Segment Open

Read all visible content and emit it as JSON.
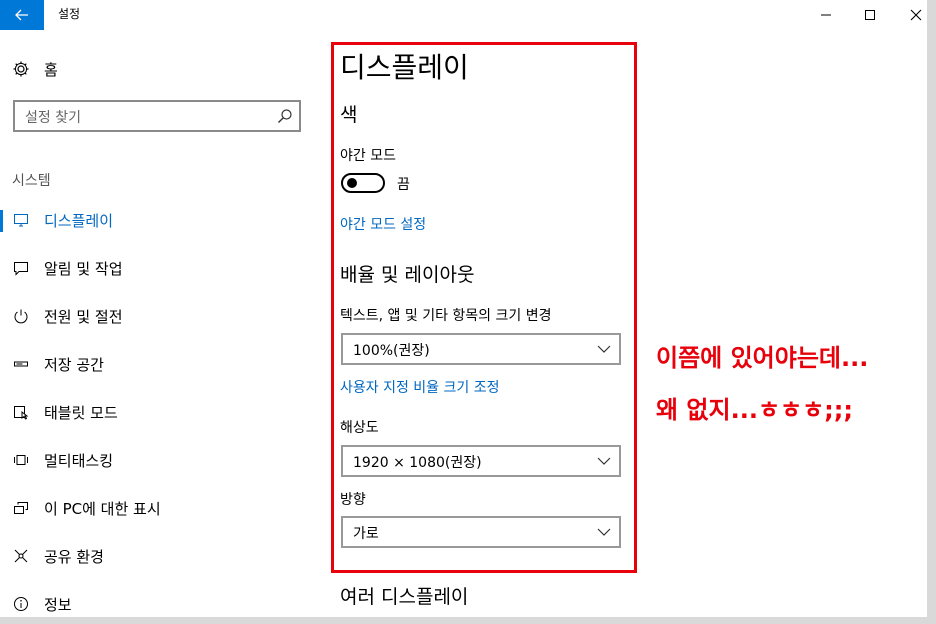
{
  "window": {
    "title": "설정"
  },
  "sidebar": {
    "home_label": "홈",
    "search_placeholder": "설정 찾기",
    "section_label": "시스템",
    "items": [
      {
        "label": "디스플레이",
        "icon": "monitor-icon",
        "active": true
      },
      {
        "label": "알림 및 작업",
        "icon": "message-icon"
      },
      {
        "label": "전원 및 절전",
        "icon": "power-icon"
      },
      {
        "label": "저장 공간",
        "icon": "storage-icon"
      },
      {
        "label": "태블릿 모드",
        "icon": "tablet-icon"
      },
      {
        "label": "멀티태스킹",
        "icon": "multitask-icon"
      },
      {
        "label": "이 PC에 대한 표시",
        "icon": "project-icon"
      },
      {
        "label": "공유 환경",
        "icon": "share-icon"
      },
      {
        "label": "정보",
        "icon": "info-icon"
      }
    ]
  },
  "main": {
    "title": "디스플레이",
    "color_heading": "색",
    "night_mode_label": "야간 모드",
    "night_mode_state": "끔",
    "night_mode_settings_link": "야간 모드 설정",
    "scale_heading": "배율 및 레이아웃",
    "scale_label": "텍스트, 앱 및 기타 항목의 크기 변경",
    "scale_value": "100%(권장)",
    "custom_scale_link": "사용자 지정 비율 크기 조정",
    "resolution_label": "해상도",
    "resolution_value": "1920 × 1080(권장)",
    "orientation_label": "방향",
    "orientation_value": "가로",
    "multi_display_heading": "여러 디스플레이"
  },
  "annotation": {
    "line1": "이쯤에 있어야는데...",
    "line2": "왜 없지...ㅎㅎㅎ;;;",
    "color": "#e8000b"
  },
  "colors": {
    "accent": "#0078d7",
    "link": "#0067c0"
  }
}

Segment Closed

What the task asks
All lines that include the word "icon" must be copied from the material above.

Task response
        "icon": "monitor-icon",
        "icon": "message-icon"
        "icon": "power-icon"
        "icon": "storage-icon"
        "icon": "tablet-icon"
        "icon": "multitask-icon"
        "icon": "project-icon"
        "icon": "share-icon"
        "icon": "info-icon"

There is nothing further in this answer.